Future of Entertainment: Introduction to Multi-Dimensional Entertainment


Future of Entertainment: Introduction to Multi-Dimensional Entertainment

The Future of Entertainment series by iQ by Intel and PSFK Labs is highlighting the latest in entertainment innovation. Over the course of 10 weeks at iq.intel.com, we are showcasing new products, services and technologies, exploring the changing face of how we consume, share and create content and getting reactions from Intel experts.


Whether you’re using a smartphone, tablet, laptop or TV, a recent research by Google highlights the fact that 90% of all media interactions today are screen-based. And what’s more, many of these interactions involve using more than one device at the same time. While the TV might still be the king of the living room, it’s doing it with the help of its smaller-screened friends. The same study showed that in a typical day, 77% of TV viewers are using another device simultaneously.

Think about yourself, how many devices do you currently own and use regularly? Three? Four? More than five? As we begin to carry and interact with an increasing number of screens and interfaces, we’re consuming more and paying attention to less.
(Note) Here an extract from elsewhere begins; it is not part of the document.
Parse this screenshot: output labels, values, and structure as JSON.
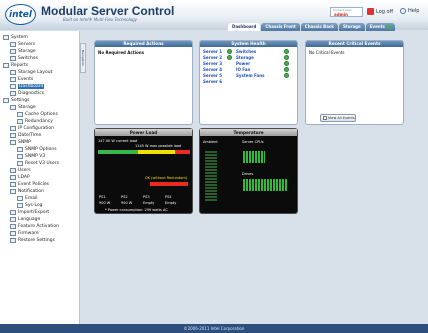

With their audiences already divided between multiple activities, content producers are looking for creative ways to use this same ecosystem of devices to build compelling entertainment experiences that span screens, focusing our attention once more.

For our Future of Entertainment Series, we will look at a trend called Multi-Dimensional Entertainment that explores the ways creators are leveraging the unique capabilities of multiple devices to build more holistic and engaging stories. These experimental forms of narrative are moving content beyond the boundaries of a single screen to create multi-platform experiences that involve audiences more deeply in their favorites movies, games and television shows.


As a way to envision what this future might look like electronics manufacturer Samsung’s Second Screen Storytellers contest invited creatives to develop programming that took advantage of a viewer’s second screen like a smartphone or  tablet in an effort to enhance the storytelling experience. In a company press release, Eric Anderson, Vice President of Content and Product Solutions for Samsung Electronics America explained the idea behind the contest, saying “We know that increasingly, consumers watch TV with a tablet, laptop or smartphone in hand – yet these experiences are still generally disconnected. Our goal with the Second Screen Storytellers contest is to see how the experience can be improved when content is produced with a second screen in mind from inception, rather than retro-fitting after production.

The winning entry was a pilot titled D-TEC, which integrates first and second screen action in a futuristic sci-fi thriller. As characters in the show interact with technology such as retinal scanners and digital displays, relevant content appears on a viewer’s smart device, bridging the TV and mobile experience to help immerse audiences in the action.

While it’s never been more important to hook audiences with great primary content, keeping their attention often requires supplying captivating supplemental content which consumers can access independently with their own secondary personal devices as well. These multi-layered stories give casual viewers the lean back experience they’re after, while providing fans the ability to get more immersed.  


In line with this trend we find Haunting Melissa, a horror movie about a young woman who is disturbed by ghostly apparitions after her mother passes away, which is delivered to viewers in the form of an app. Not really a film and not exactly a TV show, the app connects with viewers in an entirely new way. For example, the content is not rolled out according to a set schedule, and episodes could be 5 days apart or 5 minutes apart. Likewise, an episode could last 30 minutes or just 30 seconds. The idea is to play with the traditional broadcast format, and develop an engrossed audience who actively follow the content from their mobile devices on the go.

This type of multi-screen entertainment continues to evolve as content developers get a handle on how to craft these experiences to add to the overall viewing experience, whether that be information and experiences that sync with programming, game-like elements or real-time audience interaction. In the week ahead, the Future of Entertainment series will be taking a closer look at other examples that fit within the Multi-Dimensional Entertainment trend, looking at how creators are helping us experience media across all of our devices.

As we revisit the Inside The Story theme in the coming weeks, we will show you examples of how developers are breaking new ground on deeper levels of immersion meant to bring viewers into a story and heighten the sensorial experience. Stay tuned to iQ by Intel and PSFK for daily updates to the series.